- _WHAT YOU SHOULD DO_:
Set all of the entries down again precisely as they are written.

- _MATERIAL TO PROCESS_:
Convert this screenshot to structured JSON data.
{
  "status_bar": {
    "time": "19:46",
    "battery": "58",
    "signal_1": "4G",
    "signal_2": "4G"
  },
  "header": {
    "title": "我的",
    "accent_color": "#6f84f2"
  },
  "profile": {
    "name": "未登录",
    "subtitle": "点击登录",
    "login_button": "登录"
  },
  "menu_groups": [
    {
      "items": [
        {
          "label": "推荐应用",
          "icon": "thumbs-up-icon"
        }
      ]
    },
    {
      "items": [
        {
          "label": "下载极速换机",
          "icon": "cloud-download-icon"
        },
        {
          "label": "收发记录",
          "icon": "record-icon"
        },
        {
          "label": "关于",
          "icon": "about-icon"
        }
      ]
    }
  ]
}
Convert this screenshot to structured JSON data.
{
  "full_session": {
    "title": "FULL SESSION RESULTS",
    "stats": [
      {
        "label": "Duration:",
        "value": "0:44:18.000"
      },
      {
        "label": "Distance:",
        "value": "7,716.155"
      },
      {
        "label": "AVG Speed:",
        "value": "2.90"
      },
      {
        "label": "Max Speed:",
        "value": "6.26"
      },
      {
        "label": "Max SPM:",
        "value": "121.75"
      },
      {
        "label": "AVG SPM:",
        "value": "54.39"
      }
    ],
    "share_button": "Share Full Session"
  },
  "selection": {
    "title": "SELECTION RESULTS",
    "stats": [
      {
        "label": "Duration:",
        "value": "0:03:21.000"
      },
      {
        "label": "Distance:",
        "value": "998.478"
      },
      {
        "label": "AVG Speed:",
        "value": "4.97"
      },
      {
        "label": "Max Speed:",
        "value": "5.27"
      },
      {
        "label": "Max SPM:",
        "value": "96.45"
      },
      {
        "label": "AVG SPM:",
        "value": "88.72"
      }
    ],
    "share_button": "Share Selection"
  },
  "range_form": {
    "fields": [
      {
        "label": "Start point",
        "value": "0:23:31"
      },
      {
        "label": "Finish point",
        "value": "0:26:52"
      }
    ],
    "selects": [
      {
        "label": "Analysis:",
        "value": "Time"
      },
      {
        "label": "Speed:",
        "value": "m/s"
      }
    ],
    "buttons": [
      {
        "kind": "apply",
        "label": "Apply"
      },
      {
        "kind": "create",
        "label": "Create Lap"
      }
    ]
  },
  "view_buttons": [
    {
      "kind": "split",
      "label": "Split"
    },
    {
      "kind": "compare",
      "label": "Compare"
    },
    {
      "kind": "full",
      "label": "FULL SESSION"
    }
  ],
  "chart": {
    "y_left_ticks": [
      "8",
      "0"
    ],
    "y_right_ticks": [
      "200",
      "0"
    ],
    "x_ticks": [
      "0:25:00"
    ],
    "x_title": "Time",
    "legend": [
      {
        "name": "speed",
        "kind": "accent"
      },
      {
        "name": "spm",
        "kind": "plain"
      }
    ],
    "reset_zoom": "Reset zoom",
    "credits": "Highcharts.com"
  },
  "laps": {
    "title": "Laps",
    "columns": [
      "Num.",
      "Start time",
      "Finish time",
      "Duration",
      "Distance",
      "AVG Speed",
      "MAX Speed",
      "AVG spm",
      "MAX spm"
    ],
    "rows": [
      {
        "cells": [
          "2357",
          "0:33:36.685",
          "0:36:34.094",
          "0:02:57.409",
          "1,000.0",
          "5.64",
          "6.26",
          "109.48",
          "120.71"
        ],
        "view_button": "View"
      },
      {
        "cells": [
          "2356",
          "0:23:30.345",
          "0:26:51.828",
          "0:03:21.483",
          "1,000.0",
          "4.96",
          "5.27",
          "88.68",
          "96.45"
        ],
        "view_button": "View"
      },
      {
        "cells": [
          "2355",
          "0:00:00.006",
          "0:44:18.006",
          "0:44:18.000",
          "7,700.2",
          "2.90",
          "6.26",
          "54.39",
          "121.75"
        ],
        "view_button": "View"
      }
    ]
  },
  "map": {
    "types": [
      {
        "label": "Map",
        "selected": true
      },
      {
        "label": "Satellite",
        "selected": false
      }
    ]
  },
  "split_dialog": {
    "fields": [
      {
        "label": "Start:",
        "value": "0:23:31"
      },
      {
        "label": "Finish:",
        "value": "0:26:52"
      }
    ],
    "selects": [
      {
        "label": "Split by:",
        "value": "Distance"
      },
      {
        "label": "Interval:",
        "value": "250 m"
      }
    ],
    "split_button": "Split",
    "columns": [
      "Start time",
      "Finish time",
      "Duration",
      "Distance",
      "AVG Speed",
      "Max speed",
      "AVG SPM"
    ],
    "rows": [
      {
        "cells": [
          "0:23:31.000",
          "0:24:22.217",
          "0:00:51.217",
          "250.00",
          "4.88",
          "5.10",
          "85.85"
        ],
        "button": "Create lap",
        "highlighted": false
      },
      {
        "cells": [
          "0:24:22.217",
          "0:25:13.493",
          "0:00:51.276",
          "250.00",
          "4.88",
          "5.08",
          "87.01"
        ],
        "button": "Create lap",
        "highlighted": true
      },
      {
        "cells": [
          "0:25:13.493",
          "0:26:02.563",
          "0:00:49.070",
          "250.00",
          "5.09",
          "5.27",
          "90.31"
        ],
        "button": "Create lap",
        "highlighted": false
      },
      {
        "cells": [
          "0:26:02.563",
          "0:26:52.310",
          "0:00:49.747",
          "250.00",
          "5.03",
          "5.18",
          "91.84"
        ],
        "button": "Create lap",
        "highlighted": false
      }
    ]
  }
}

- _ANSWER TO THIS TASK_:
Convert this screenshot to structured JSON data.
{
  "status_bar": {
    "time": "19:46",
    "battery": "58",
    "signal_1": "4G",
    "signal_2": "4G"
  },
  "header": {
    "title": "我的",
    "accent_color": "#6f84f2"
  },
  "profile": {
    "name": "未登录",
    "subtitle": "点击登录",
    "login_button": "登录"
  },
  "menu_groups": [
    {
      "items": [
        {
          "label": "推荐应用",
          "icon": "thumbs-up-icon"
        }
      ]
    },
    {
      "items": [
        {
          "label": "下载极速换机",
          "icon": "cloud-download-icon"
        },
        {
          "label": "收发记录",
          "icon": "record-icon"
        },
        {
          "label": "关于",
          "icon": "about-icon"
        }
      ]
    }
  ]
}
Convert this screenshot to structured JSON data.
{
  "full_session": {
    "title": "FULL SESSION RESULTS",
    "stats": [
      {
        "label": "Duration:",
        "value": "0:44:18.000"
      },
      {
        "label": "Distance:",
        "value": "7,716.155"
      },
      {
        "label": "AVG Speed:",
        "value": "2.90"
      },
      {
        "label": "Max Speed:",
        "value": "6.26"
      },
      {
        "label": "Max SPM:",
        "value": "121.75"
      },
      {
        "label": "AVG SPM:",
        "value": "54.39"
      }
    ],
    "share_button": "Share Full Session"
  },
  "selection": {
    "title": "SELECTION RESULTS",
    "stats": [
      {
        "label": "Duration:",
        "value": "0:03:21.000"
      },
      {
        "label": "Distance:",
        "value": "998.478"
      },
      {
        "label": "AVG Speed:",
        "value": "4.97"
      },
      {
        "label": "Max Speed:",
        "value": "5.27"
      },
      {
        "label": "Max SPM:",
        "value": "96.45"
      },
      {
        "label": "AVG SPM:",
        "value": "88.72"
      }
    ],
    "share_button": "Share Selection"
  },
  "range_form": {
    "fields": [
      {
        "label": "Start point",
        "value": "0:23:31"
      },
      {
        "label": "Finish point",
        "value": "0:26:52"
      }
    ],
    "selects": [
      {
        "label": "Analysis:",
        "value": "Time"
      },
      {
        "label": "Speed:",
        "value": "m/s"
      }
    ],
    "buttons": [
      {
        "kind": "apply",
        "label": "Apply"
      },
      {
        "kind": "create",
        "label": "Create Lap"
      }
    ]
  },
  "view_buttons": [
    {
      "kind": "split",
      "label": "Split"
    },
    {
      "kind": "compare",
      "label": "Compare"
    },
    {
      "kind": "full",
      "label": "FULL SESSION"
    }
  ],
  "chart": {
    "y_left_ticks": [
      "8",
      "0"
    ],
    "y_right_ticks": [
      "200",
      "0"
    ],
    "x_ticks": [
      "0:25:00"
    ],
    "x_title": "Time",
    "legend": [
      {
        "name": "speed",
        "kind": "accent"
      },
      {
        "name": "spm",
        "kind": "plain"
      }
    ],
    "reset_zoom": "Reset zoom",
    "credits": "Highcharts.com"
  },
  "laps": {
    "title": "Laps",
    "columns": [
      "Num.",
      "Start time",
      "Finish time",
      "Duration",
      "Distance",
      "AVG Speed",
      "MAX Speed",
      "AVG spm",
      "MAX spm"
    ],
    "rows": [
      {
        "cells": [
          "2357",
          "0:33:36.685",
          "0:36:34.094",
          "0:02:57.409",
          "1,000.0",
          "5.64",
          "6.26",
          "109.48",
          "120.71"
        ],
        "view_button": "View"
      },
      {
        "cells": [
          "2356",
          "0:23:30.345",
          "0:26:51.828",
          "0:03:21.483",
          "1,000.0",
          "4.96",
          "5.27",
          "88.68",
          "96.45"
        ],
        "view_button": "View"
      },
      {
        "cells": [
          "2355",
          "0:00:00.006",
          "0:44:18.006",
          "0:44:18.000",
          "7,700.2",
          "2.90",
          "6.26",
          "54.39",
          "121.75"
        ],
        "view_button": "View"
      }
    ]
  },
  "map": {
    "types": [
      {
        "label": "Map",
        "selected": true
      },
      {
        "label": "Satellite",
        "selected": false
      }
    ]
  },
  "split_dialog": {
    "fields": [
      {
        "label": "Start:",
        "value": "0:23:31"
      },
      {
        "label": "Finish:",
        "value": "0:26:52"
      }
    ],
    "selects": [
      {
        "label": "Split by:",
        "value": "Distance"
      },
      {
        "label": "Interval:",
        "value": "250 m"
      }
    ],
    "split_button": "Split",
    "columns": [
      "Start time",
      "Finish time",
      "Duration",
      "Distance",
      "AVG Speed",
      "Max speed",
      "AVG SPM"
    ],
    "rows": [
      {
        "cells": [
          "0:23:31.000",
          "0:24:22.217",
          "0:00:51.217",
          "250.00",
          "4.88",
          "5.10",
          "85.85"
        ],
        "button": "Create lap",
        "highlighted": false
      },
      {
        "cells": [
          "0:24:22.217",
          "0:25:13.493",
          "0:00:51.276",
          "250.00",
          "4.88",
          "5.08",
          "87.01"
        ],
        "button": "Create lap",
        "highlighted": true
      },
      {
        "cells": [
          "0:25:13.493",
          "0:26:02.563",
          "0:00:49.070",
          "250.00",
          "5.09",
          "5.27",
          "90.31"
        ],
        "button": "Create lap",
        "highlighted": false
      },
      {
        "cells": [
          "0:26:02.563",
          "0:26:52.310",
          "0:00:49.747",
          "250.00",
          "5.03",
          "5.18",
          "91.84"
        ],
        "button": "Create lap",
        "highlighted": false
      }
    ]
  }
}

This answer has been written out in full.